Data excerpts
★ ★ ★ ★ ★

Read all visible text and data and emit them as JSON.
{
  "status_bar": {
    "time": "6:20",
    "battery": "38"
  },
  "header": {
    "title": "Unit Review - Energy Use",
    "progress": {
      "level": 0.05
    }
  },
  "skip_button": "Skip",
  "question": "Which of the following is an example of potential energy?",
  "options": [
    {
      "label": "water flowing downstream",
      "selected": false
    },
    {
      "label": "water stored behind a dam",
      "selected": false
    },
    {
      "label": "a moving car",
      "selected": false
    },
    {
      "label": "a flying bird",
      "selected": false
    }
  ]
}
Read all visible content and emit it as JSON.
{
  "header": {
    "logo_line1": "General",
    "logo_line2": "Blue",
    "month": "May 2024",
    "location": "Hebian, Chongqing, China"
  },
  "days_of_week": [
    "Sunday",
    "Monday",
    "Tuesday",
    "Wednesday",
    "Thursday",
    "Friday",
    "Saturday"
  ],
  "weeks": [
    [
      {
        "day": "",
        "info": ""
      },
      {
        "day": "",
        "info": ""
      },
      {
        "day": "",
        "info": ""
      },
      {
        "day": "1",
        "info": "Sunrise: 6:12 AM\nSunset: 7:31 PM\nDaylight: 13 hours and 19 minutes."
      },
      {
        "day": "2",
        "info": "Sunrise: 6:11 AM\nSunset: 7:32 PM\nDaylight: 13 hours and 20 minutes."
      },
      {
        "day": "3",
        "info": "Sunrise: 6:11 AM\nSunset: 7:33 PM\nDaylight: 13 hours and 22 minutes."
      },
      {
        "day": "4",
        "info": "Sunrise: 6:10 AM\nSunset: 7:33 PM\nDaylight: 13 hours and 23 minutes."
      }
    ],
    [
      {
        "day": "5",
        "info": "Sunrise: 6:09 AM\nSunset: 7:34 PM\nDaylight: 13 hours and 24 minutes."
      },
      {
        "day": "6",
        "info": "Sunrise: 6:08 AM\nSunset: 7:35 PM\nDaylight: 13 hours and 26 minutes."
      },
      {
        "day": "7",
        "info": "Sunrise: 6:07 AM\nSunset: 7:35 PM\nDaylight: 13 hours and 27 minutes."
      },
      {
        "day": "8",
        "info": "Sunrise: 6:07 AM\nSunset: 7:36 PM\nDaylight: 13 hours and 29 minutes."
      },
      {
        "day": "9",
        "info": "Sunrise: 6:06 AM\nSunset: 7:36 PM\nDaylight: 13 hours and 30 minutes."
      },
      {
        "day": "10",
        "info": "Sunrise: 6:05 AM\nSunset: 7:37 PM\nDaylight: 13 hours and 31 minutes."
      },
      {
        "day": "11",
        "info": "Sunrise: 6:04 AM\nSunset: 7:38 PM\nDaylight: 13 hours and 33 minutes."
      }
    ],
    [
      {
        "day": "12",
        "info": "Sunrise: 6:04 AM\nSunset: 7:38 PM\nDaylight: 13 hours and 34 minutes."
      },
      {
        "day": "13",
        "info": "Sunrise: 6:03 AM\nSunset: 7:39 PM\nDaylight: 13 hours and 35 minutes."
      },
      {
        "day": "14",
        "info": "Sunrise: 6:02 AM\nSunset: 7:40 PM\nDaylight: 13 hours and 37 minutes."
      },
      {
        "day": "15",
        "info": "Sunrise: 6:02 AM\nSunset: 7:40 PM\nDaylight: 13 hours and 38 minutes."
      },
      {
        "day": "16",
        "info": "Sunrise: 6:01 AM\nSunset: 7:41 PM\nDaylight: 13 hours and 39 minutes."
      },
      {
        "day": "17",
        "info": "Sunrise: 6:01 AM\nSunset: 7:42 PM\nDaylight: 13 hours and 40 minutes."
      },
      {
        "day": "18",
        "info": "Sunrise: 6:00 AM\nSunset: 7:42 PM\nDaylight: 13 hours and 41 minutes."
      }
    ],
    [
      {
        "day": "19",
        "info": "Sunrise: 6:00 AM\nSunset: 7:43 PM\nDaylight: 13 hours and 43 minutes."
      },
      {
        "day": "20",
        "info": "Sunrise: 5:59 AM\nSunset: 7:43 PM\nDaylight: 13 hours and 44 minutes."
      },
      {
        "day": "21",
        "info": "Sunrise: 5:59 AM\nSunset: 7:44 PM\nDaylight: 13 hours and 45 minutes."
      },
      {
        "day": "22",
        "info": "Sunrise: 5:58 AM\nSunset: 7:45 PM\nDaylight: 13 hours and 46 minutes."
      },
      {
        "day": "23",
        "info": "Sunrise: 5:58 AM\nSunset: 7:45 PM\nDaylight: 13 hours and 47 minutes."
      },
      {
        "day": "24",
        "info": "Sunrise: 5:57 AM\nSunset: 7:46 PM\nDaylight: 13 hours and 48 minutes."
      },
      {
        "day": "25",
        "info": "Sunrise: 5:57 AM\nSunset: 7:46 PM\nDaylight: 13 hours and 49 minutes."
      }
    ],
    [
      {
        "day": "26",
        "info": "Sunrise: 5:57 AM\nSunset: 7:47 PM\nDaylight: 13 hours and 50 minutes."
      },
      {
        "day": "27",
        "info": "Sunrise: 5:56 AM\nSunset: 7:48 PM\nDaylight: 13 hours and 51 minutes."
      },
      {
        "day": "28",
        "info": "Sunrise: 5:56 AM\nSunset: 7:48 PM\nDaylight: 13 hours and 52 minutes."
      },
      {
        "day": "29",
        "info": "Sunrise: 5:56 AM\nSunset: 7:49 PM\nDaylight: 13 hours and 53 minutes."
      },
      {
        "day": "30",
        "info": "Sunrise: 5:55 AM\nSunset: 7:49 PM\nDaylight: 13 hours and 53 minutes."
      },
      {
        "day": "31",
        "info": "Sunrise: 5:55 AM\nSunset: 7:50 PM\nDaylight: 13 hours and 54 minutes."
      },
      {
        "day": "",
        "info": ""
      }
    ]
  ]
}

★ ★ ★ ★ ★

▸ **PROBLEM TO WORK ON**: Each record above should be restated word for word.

▸ **TASK RESPONSE**:
Read all visible text and data and emit them as JSON.
{
  "status_bar": {
    "time": "6:20",
    "battery": "38"
  },
  "header": {
    "title": "Unit Review - Energy Use",
    "progress": {
      "level": 0.05
    }
  },
  "skip_button": "Skip",
  "question": "Which of the following is an example of potential energy?",
  "options": [
    {
      "label": "water flowing downstream",
      "selected": false
    },
    {
      "label": "water stored behind a dam",
      "selected": false
    },
    {
      "label": "a moving car",
      "selected": false
    },
    {
      "label": "a flying bird",
      "selected": false
    }
  ]
}
Read all visible content and emit it as JSON.
{
  "header": {
    "logo_line1": "General",
    "logo_line2": "Blue",
    "month": "May 2024",
    "location": "Hebian, Chongqing, China"
  },
  "days_of_week": [
    "Sunday",
    "Monday",
    "Tuesday",
    "Wednesday",
    "Thursday",
    "Friday",
    "Saturday"
  ],
  "weeks": [
    [
      {
        "day": "",
        "info": ""
      },
      {
        "day": "",
        "info": ""
      },
      {
        "day": "",
        "info": ""
      },
      {
        "day": "1",
        "info": "Sunrise: 6:12 AM\nSunset: 7:31 PM\nDaylight: 13 hours and 19 minutes."
      },
      {
        "day": "2",
        "info": "Sunrise: 6:11 AM\nSunset: 7:32 PM\nDaylight: 13 hours and 20 minutes."
      },
      {
        "day": "3",
        "info": "Sunrise: 6:11 AM\nSunset: 7:33 PM\nDaylight: 13 hours and 22 minutes."
      },
      {
        "day": "4",
        "info": "Sunrise: 6:10 AM\nSunset: 7:33 PM\nDaylight: 13 hours and 23 minutes."
      }
    ],
    [
      {
        "day": "5",
        "info": "Sunrise: 6:09 AM\nSunset: 7:34 PM\nDaylight: 13 hours and 24 minutes."
      },
      {
        "day": "6",
        "info": "Sunrise: 6:08 AM\nSunset: 7:35 PM\nDaylight: 13 hours and 26 minutes."
      },
      {
        "day": "7",
        "info": "Sunrise: 6:07 AM\nSunset: 7:35 PM\nDaylight: 13 hours and 27 minutes."
      },
      {
        "day": "8",
        "info": "Sunrise: 6:07 AM\nSunset: 7:36 PM\nDaylight: 13 hours and 29 minutes."
      },
      {
        "day": "9",
        "info": "Sunrise: 6:06 AM\nSunset: 7:36 PM\nDaylight: 13 hours and 30 minutes."
      },
      {
        "day": "10",
        "info": "Sunrise: 6:05 AM\nSunset: 7:37 PM\nDaylight: 13 hours and 31 minutes."
      },
      {
        "day": "11",
        "info": "Sunrise: 6:04 AM\nSunset: 7:38 PM\nDaylight: 13 hours and 33 minutes."
      }
    ],
    [
      {
        "day": "12",
        "info": "Sunrise: 6:04 AM\nSunset: 7:38 PM\nDaylight: 13 hours and 34 minutes."
      },
      {
        "day": "13",
        "info": "Sunrise: 6:03 AM\nSunset: 7:39 PM\nDaylight: 13 hours and 35 minutes."
      },
      {
        "day": "14",
        "info": "Sunrise: 6:02 AM\nSunset: 7:40 PM\nDaylight: 13 hours and 37 minutes."
      },
      {
        "day": "15",
        "info": "Sunrise: 6:02 AM\nSunset: 7:40 PM\nDaylight: 13 hours and 38 minutes."
      },
      {
        "day": "16",
        "info": "Sunrise: 6:01 AM\nSunset: 7:41 PM\nDaylight: 13 hours and 39 minutes."
      },
      {
        "day": "17",
        "info": "Sunrise: 6:01 AM\nSunset: 7:42 PM\nDaylight: 13 hours and 40 minutes."
      },
      {
        "day": "18",
        "info": "Sunrise: 6:00 AM\nSunset: 7:42 PM\nDaylight: 13 hours and 41 minutes."
      }
    ],
    [
      {
        "day": "19",
        "info": "Sunrise: 6:00 AM\nSunset: 7:43 PM\nDaylight: 13 hours and 43 minutes."
      },
      {
        "day": "20",
        "info": "Sunrise: 5:59 AM\nSunset: 7:43 PM\nDaylight: 13 hours and 44 minutes."
      },
      {
        "day": "21",
        "info": "Sunrise: 5:59 AM\nSunset: 7:44 PM\nDaylight: 13 hours and 45 minutes."
      },
      {
        "day": "22",
        "info": "Sunrise: 5:58 AM\nSunset: 7:45 PM\nDaylight: 13 hours and 46 minutes."
      },
      {
        "day": "23",
        "info": "Sunrise: 5:58 AM\nSunset: 7:45 PM\nDaylight: 13 hours and 47 minutes."
      },
      {
        "day": "24",
        "info": "Sunrise: 5:57 AM\nSunset: 7:46 PM\nDaylight: 13 hours and 48 minutes."
      },
      {
        "day": "25",
        "info": "Sunrise: 5:57 AM\nSunset: 7:46 PM\nDaylight: 13 hours and 49 minutes."
      }
    ],
    [
      {
        "day": "26",
        "info": "Sunrise: 5:57 AM\nSunset: 7:47 PM\nDaylight: 13 hours and 50 minutes."
      },
      {
        "day": "27",
        "info": "Sunrise: 5:56 AM\nSunset: 7:48 PM\nDaylight: 13 hours and 51 minutes."
      },
      {
        "day": "28",
        "info": "Sunrise: 5:56 AM\nSunset: 7:48 PM\nDaylight: 13 hours and 52 minutes."
      },
      {
        "day": "29",
        "info": "Sunrise: 5:56 AM\nSunset: 7:49 PM\nDaylight: 13 hours and 53 minutes."
      },
      {
        "day": "30",
        "info": "Sunrise: 5:55 AM\nSunset: 7:49 PM\nDaylight: 13 hours and 53 minutes."
      },
      {
        "day": "31",
        "info": "Sunrise: 5:55 AM\nSunset: 7:50 PM\nDaylight: 13 hours and 54 minutes."
      },
      {
        "day": "",
        "info": ""
      }
    ]
  ]
}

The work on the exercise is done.